IXe International Terroirs Congress 2012
Benjamin BOIS, Aurélie BLAIS, Marco MORIONDO, and Gregory V. JONES
“Climate strongly affects the geographical distribution of grape varieties, grapevine cultivation techniques and wine organoleptic properties. The current study aims at comparing the climatic features of European winegrowing regions. A geodatabase of 260 wine producing areas within 18 countries of the European Community was first established by means of maps collected from various sources (e.g. atlases and national wine and vine services). Within the 247 of the 260 initially delimited regions, areas actually planted with vine were identified by means of the Corine Land Cover database, for a total of 6 million of hectares. Each of the 1 km resolution pixels of the WorldClim 1950-2000 monthly climatic database located within these planted areas were used to calculate agroclimatic indices. The Huglin index, the Cool night index and the Dryness index, as described by the Multicriteria Climatic Classification system, as well as a winter freeze risk index, a spring frost risk index and a heat stress index were calculated.
CLARA cluster group representations of the WorldCLim pixels located within winegrowing regions (Axes correspond to the two first principal components of a PCA performed on the agroclimatic indices).
“The use of a clustering algorithm (CLARA) with each of these 1 km resolution gridded indices resulted in the identification of six climate types: (1) sub-humid temperate, (2) sub-humid cool with very cool nights and high spring frost risk, (3) moderately dry and temperate with cool nights, (4) dry and temperate warm with temperate nights, (5) sub-humid temperate with strong frost risks, and (6) very dry and hot, with cool nights climates. Each of the 247 winegrowing regions was classified according to the type of climate that covers the largest part of its territory. Despite the clustering, the type 4 climate still exhibits a large diversity of climatic characteristics. It is located mainly within winegrowing regions located close to the Mediterranean Sea. To our knowledge the current work is the largest spatial climate analysis of winegrowing regions that have been performed so far.”
Remote Sensing, 2012, 4(3), 598-621
Jose Raul Romo Leon, Willem J.D. van Leeuwen, and Grant M. Casady
“Post-fire vegetation response is influenced by the interaction of natural and anthropogenic factors such as topography, climate, vegetation type and restoration practices. Previous research has analyzed the relationship of some of these factors to vegetation response, but few have taken into account the effects of pre-fire restoration practices. We selected three wildfires that occurred in Bandelier National Monument (New Mexico, USA) between 1999 and 2007 and three adjacent unburned control areas. We used interannual trends in the Normalized Difference Vegetation Index (NDVI) time series data derived from the Moderate Resolution Imaging Spectroradiometer (MODIS) to assess vegetation response, which we define as the average potential photosynthetic activity through the summer monsoon.
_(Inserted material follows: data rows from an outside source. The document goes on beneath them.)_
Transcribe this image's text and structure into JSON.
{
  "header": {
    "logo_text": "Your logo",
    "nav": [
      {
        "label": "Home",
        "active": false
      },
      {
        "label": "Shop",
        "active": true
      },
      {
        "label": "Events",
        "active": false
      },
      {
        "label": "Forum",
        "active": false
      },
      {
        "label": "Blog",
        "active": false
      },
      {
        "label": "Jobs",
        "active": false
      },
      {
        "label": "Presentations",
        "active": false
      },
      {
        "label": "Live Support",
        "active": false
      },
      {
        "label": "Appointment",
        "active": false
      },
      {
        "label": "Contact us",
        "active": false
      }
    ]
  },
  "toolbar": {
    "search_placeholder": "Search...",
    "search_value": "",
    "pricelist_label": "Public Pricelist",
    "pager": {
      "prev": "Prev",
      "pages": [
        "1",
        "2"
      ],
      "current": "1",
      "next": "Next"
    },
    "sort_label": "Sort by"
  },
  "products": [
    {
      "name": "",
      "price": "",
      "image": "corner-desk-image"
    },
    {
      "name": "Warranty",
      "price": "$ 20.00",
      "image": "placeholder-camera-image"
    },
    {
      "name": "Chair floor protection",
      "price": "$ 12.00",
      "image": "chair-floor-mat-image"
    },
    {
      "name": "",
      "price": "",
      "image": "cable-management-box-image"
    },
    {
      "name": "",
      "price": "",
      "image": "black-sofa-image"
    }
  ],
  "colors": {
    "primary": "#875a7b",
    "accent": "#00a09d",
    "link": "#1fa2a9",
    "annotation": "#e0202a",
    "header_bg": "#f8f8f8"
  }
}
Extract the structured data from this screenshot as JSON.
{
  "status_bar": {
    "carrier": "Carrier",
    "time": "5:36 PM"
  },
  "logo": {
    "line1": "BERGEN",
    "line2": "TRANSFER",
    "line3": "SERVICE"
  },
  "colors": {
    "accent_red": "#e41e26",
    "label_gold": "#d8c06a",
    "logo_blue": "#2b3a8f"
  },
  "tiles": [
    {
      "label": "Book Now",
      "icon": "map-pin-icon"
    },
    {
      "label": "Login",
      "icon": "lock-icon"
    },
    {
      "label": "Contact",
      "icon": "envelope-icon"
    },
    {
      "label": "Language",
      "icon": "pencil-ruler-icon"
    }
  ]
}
Topography, fire severity and restoration treatment were obtained and used to explain post-fire vegetation response.
Monsoon trend for each pixel within the fire and the reference areas were computed. For Frijoles Canyon (A) the trend is calculated from 2008 to 2010, for Mid Elevation Mesas (B) from 2000 to 2010, and for Capulin (C) from 2006 to 2010.
“We applied parametric (Multiple Linear Regressions-MLR) and non-parametric tests (Classification and Regression Trees-CART) to analyze effects of fire severity, terrain and pre-fire restoration treatments (variable used in CART) on post-fire vegetation response. MLR results showed strong relationships between vegetation response and environmental factors (p < 0.1), however the explanatory factors changed among treatments. CART results showed that beside fire severity and topography, pre-fire treatments strongly impact post-fire vegetation response. Results for these three fires show that pre-fire restoration conditions along with local environmental factors constitute key processes that modify post-fire vegetation response.”